Dataset records:
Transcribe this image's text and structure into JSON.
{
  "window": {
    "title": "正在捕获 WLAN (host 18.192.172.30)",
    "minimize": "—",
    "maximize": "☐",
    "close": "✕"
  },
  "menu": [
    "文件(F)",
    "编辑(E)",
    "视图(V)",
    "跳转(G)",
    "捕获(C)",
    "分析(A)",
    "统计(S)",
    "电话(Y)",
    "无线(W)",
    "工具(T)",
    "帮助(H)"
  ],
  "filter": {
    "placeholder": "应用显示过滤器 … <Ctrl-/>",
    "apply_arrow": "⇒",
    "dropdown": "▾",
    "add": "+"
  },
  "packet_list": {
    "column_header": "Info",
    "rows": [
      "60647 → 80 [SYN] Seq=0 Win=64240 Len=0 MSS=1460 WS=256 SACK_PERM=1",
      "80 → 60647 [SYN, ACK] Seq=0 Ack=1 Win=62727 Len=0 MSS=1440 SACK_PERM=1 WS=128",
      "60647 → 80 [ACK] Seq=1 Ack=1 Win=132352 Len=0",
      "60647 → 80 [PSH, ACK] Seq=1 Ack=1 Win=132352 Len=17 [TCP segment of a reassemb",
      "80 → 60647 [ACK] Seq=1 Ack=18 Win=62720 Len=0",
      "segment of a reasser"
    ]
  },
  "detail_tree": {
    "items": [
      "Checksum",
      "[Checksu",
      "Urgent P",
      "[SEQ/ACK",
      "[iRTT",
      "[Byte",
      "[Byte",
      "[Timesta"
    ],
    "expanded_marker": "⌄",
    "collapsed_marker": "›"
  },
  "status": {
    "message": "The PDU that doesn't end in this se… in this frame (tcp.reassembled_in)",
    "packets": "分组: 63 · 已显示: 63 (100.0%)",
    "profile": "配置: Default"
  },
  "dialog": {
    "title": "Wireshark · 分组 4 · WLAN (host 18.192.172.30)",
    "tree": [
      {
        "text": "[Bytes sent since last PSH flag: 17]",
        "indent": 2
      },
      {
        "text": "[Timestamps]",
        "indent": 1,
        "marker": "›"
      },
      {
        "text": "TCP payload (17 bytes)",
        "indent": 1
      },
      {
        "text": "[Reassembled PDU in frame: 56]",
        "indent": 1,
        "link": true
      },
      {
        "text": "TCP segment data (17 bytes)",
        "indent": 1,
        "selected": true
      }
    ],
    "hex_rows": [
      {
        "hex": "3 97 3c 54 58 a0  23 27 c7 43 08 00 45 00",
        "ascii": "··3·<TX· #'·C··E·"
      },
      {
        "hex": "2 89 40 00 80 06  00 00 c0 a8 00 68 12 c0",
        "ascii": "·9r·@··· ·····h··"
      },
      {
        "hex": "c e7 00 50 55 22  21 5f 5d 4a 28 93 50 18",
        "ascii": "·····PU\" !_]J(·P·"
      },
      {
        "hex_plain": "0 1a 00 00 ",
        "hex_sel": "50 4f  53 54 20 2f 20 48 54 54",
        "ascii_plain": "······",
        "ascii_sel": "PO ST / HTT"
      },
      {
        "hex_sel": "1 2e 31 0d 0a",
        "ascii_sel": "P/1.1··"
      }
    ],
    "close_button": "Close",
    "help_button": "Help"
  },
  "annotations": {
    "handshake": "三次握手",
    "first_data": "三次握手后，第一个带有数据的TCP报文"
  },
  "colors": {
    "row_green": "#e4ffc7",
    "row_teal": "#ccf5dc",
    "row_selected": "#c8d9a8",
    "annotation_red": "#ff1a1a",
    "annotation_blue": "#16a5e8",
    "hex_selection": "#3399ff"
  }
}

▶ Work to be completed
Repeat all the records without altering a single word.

▶ Response to this exercise
Transcribe this image's text and structure into JSON.
{
  "window": {
    "title": "正在捕获 WLAN (host 18.192.172.30)",
    "minimize": "—",
    "maximize": "☐",
    "close": "✕"
  },
  "menu": [
    "文件(F)",
    "编辑(E)",
    "视图(V)",
    "跳转(G)",
    "捕获(C)",
    "分析(A)",
    "统计(S)",
    "电话(Y)",
    "无线(W)",
    "工具(T)",
    "帮助(H)"
  ],
  "filter": {
    "placeholder": "应用显示过滤器 … <Ctrl-/>",
    "apply_arrow": "⇒",
    "dropdown": "▾",
    "add": "+"
  },
  "packet_list": {
    "column_header": "Info",
    "rows": [
      "60647 → 80 [SYN] Seq=0 Win=64240 Len=0 MSS=1460 WS=256 SACK_PERM=1",
      "80 → 60647 [SYN, ACK] Seq=0 Ack=1 Win=62727 Len=0 MSS=1440 SACK_PERM=1 WS=128",
      "60647 → 80 [ACK] Seq=1 Ack=1 Win=132352 Len=0",
      "60647 → 80 [PSH, ACK] Seq=1 Ack=1 Win=132352 Len=17 [TCP segment of a reassemb",
      "80 → 60647 [ACK] Seq=1 Ack=18 Win=62720 Len=0",
      "segment of a reasser"
    ]
  },
  "detail_tree": {
    "items": [
      "Checksum",
      "[Checksu",
      "Urgent P",
      "[SEQ/ACK",
      "[iRTT",
      "[Byte",
      "[Byte",
      "[Timesta"
    ],
    "expanded_marker": "⌄",
    "collapsed_marker": "›"
  },
  "status": {
    "message": "The PDU that doesn't end in this se… in this frame (tcp.reassembled_in)",
    "packets": "分组: 63 · 已显示: 63 (100.0%)",
    "profile": "配置: Default"
  },
  "dialog": {
    "title": "Wireshark · 分组 4 · WLAN (host 18.192.172.30)",
    "tree": [
      {
        "text": "[Bytes sent since last PSH flag: 17]",
        "indent": 2
      },
      {
        "text": "[Timestamps]",
        "indent": 1,
        "marker": "›"
      },
      {
        "text": "TCP payload (17 bytes)",
        "indent": 1
      },
      {
        "text": "[Reassembled PDU in frame: 56]",
        "indent": 1,
        "link": true
      },
      {
        "text": "TCP segment data (17 bytes)",
        "indent": 1,
        "selected": true
      }
    ],
    "hex_rows": [
      {
        "hex": "3 97 3c 54 58 a0  23 27 c7 43 08 00 45 00",
        "ascii": "··3·<TX· #'·C··E·"
      },
      {
        "hex": "2 89 40 00 80 06  00 00 c0 a8 00 68 12 c0",
        "ascii": "·9r·@··· ·····h··"
      },
      {
        "hex": "c e7 00 50 55 22  21 5f 5d 4a 28 93 50 18",
        "ascii": "·····PU\" !_]J(·P·"
      },
      {
        "hex_plain": "0 1a 00 00 ",
        "hex_sel": "50 4f  53 54 20 2f 20 48 54 54",
        "ascii_plain": "······",
        "ascii_sel": "PO ST / HTT"
      },
      {
        "hex_sel": "1 2e 31 0d 0a",
        "ascii_sel": "P/1.1··"
      }
    ],
    "close_button": "Close",
    "help_button": "Help"
  },
  "annotations": {
    "handshake": "三次握手",
    "first_data": "三次握手后，第一个带有数据的TCP报文"
  },
  "colors": {
    "row_green": "#e4ffc7",
    "row_teal": "#ccf5dc",
    "row_selected": "#c8d9a8",
    "annotation_red": "#ff1a1a",
    "annotation_blue": "#16a5e8",
    "hex_selection": "#3399ff"
  }
}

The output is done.